■ **Items from an interface collection**:
————————

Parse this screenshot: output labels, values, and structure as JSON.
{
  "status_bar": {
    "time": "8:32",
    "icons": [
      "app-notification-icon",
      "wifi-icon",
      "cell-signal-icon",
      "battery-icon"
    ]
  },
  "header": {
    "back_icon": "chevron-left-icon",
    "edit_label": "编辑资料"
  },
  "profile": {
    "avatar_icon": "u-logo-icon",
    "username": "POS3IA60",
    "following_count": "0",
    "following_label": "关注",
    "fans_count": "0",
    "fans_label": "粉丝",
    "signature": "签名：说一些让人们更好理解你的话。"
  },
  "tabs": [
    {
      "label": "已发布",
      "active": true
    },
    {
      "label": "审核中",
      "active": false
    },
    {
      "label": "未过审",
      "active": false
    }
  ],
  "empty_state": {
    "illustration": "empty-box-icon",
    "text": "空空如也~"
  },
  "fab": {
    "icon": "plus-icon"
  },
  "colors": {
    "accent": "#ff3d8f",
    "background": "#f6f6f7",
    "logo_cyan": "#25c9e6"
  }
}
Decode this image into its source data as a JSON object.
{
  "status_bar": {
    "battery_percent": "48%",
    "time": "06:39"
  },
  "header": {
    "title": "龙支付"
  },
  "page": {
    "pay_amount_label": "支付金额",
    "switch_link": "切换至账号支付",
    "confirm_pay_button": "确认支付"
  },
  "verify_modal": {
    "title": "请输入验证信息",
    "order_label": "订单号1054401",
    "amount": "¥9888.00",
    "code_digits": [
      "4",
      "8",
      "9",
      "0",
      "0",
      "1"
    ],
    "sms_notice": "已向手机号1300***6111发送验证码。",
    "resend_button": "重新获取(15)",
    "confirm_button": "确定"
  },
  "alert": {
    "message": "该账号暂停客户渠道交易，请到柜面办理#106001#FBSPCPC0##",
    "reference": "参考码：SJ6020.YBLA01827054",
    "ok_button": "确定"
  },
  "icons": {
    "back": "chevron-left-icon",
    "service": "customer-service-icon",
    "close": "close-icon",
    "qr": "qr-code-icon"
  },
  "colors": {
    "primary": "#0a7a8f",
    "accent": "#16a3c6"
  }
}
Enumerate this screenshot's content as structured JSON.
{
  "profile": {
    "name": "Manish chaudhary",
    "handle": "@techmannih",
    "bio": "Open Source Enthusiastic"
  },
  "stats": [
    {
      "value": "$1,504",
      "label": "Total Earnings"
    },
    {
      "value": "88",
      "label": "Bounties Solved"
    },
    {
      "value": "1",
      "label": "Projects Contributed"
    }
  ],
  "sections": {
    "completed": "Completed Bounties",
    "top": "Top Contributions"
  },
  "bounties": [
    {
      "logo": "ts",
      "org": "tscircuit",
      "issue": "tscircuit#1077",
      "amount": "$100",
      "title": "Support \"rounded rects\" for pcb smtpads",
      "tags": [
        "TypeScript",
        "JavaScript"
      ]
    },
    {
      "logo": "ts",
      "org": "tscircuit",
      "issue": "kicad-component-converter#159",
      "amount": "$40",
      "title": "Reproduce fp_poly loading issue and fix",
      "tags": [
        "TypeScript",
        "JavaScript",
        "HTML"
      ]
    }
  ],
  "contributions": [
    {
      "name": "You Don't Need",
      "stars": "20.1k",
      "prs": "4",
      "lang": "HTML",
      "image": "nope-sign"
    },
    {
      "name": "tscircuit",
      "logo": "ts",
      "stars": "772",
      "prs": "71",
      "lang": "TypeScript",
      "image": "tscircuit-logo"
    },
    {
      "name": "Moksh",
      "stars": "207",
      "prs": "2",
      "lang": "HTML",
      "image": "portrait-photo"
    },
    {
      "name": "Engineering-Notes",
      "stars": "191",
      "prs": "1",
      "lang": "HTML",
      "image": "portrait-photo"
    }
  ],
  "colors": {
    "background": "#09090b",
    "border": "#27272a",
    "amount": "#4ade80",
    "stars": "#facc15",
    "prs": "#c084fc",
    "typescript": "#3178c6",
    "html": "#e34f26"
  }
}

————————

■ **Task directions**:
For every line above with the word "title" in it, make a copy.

■ **Result for this exercise**:
    "title": "龙支付"
    "title": "请输入验证信息",
      "title": "Support \"rounded rects\" for pcb smtpads",
      "title": "Reproduce fp_poly loading issue and fix",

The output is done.